A collision occurred when a northbound pedestrian was crossing a city street and was struck by a right turning, southbound to westbound truck. The truck operator testified that the pedestrian was not visible to him as he executed the turn.
Two surveillance videos picked up portions of the movements of the vehicles prior to and at the time of the collision. A northbound facing camera showed the back of the pedestrian approaching and entering the roadway and showed the front of the left turning truck strike the pedestrian. A southbound facing camera showed the back of the left turning truck and portions of the front of the pedestrian approaching the collision area. The question that needed to be answered was, “could/should the truck driver have seen the pedestrian prior to impact?”
Steven M. Schorr, PE, President of DJS Associates and Lead Collision Reconstruction Engineer ::::
Look up in the sky, it seems like you see them everywhere… Unmanned Aerial Vehicles (UAV’s), or drones, are proliferating.
However, despite the numbers, commercial firms using them for their ability to collect critical data for use in an engineering analysis is just now starting to scratch the surface. The high quality still and video images collected by drones can be used to create accurate three-dimensional models of roadways, terrains, buildings, vehicles and other objects. Computer applications that transform these aerial images into three-dimensional models are improving exponentially and the cost for data processing is coming down.
Steven M. Schorr, PE, President of DJS Associates ::::
Synopsis: A motorcycle was traveling southbound on a two-lane, two-direction roadway approaching a T-type intersection with a four-lane roadway. The motorcycle operator (plaintiff) failed to stop at the posted stop sign, and entered the four-lane roadway where he was involved in a collision with a westbound vehicle.
The motorcycle operator testified he was traveling at the posted speed limit of 35 mph as he approached the intersection; but, due to the stop sign being obstructed, perceived the traffic control at the last instant and did not have sufficient time and distance to stop prior to entering the four-lane roadway.
The plaintiff contended that tree branches obstructed the stop sign and therefore sued the State [the governing authority for the roadway], as well as the owner of the property on which the tree was located. The area of the collision was reportedly changed by the time suit was filed. The plaintiff provided no specific “hard copy” data, including photographs or measurements, to establish the obstruction or the extent of the obstruction.
Steven M. Schorr, PE, President, DJS Associates, Lead Collision Reconstruction Engineer ::::
A collision occurred, at a stop controlled intersection, between the front of a motorcycle and the driver (left) side of a passenger vehicle.

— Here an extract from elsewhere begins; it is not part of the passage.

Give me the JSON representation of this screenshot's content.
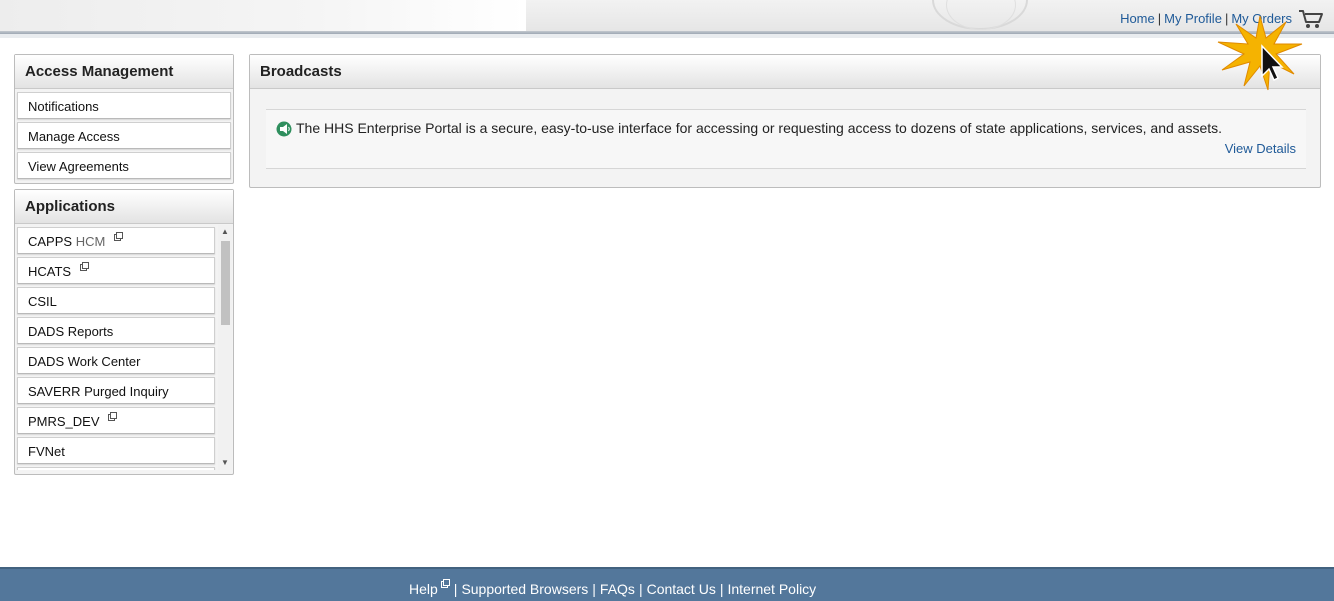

The police took photographs of the point of rest of the vehicles and of the damage to the vehicles. Simple enough, right? Well, not so fast. When the police interviewed the involved parties, the operator of the passenger vehicle said she was northbound on the two lane, two direction roadway and was turning left to head westbound onto a one-way street when the northbound motorcycle, traveling in the same direction she was traveling, came up on her left side in the opposite lane trying to pass her. The motorcycle struck her driver side door as she was turning. The motorcycle operator informed the police that he was indeed northbound; however, as he approached the intersection, the passenger vehicle entered the intersection from his right, traveling westbound on the one-way street. As the passenger vehicle entered the intersection, it “cut him off” resulting in his motorcycle contacting the driver side of the passenger vehicle.
Steven M. Schorr, PE, President of DJS Associates, Inc., Lead Collision Reconstruction Engineer ::::

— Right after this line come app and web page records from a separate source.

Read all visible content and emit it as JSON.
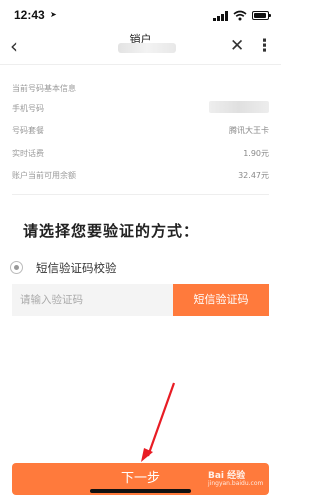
{
  "status_bar": {
    "time": "12:43"
  },
  "nav": {
    "title": "销户"
  },
  "info": {
    "rows": [
      {
        "label": "当前号码基本信息",
        "value": ""
      },
      {
        "label": "手机号码",
        "value": ""
      },
      {
        "label": "号码套餐",
        "value": "腾讯大王卡"
      },
      {
        "label": "实时话费",
        "value": "1.90元"
      },
      {
        "label": "账户当前可用余额",
        "value": "32.47元"
      }
    ]
  },
  "verify": {
    "heading": "请选择您要验证的方式：",
    "option_label": "短信验证码校验",
    "input_placeholder": "请输入验证码",
    "sms_button": "短信验证码"
  },
  "footer": {
    "next_button": "下一步"
  },
  "watermark": {
    "logo": "Bai 经验",
    "sub": "jingyan.baidu.com"
  },
  "colors": {
    "accent": "#ff7a3c",
    "annotation_arrow": "#e81c24"
  }
}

It is a dark, stormy night… a vehicle attempts to travel around a left curve but unfortunately leaves the travel surface to the right, moves off the roadway, into the woods and the front of the vehicle strikes a tree. As the vehicle rebounds off the tree rotating and rolling over, both front seat occupants are ejected before the vehicle comes to rest on its roof.
Event data from the vehicle indicates that the vehicle was traveling 70 miles per hour around a curve marked with a curve warning sign and a 25 mile per hour speed advisory sign. Both occupants are killed. The question… who was the driver?
The engineering analysis of this case begins in the same manner as all reconstruction cases… with the physical evidence.
Steven M. Schorr, PE, Collision Reconstruction Engineer ::::
Did You Know that… LIDAR stands for Light Detection And Ranging.
It is defined as “A remote sensing method that uses light in the form of a pulsed laser to measure ranges (variable distances) to the Earth. These light pulses—combined with other data recorded by the airborne system— generate precise, three-dimensional information about the shape of the Earth and its surface characteristics.”
LIDAR is the foundation of HDS Laser Scanning which provides engineers and others the opportunity to create accurate three-dimensional environments for use in analyses.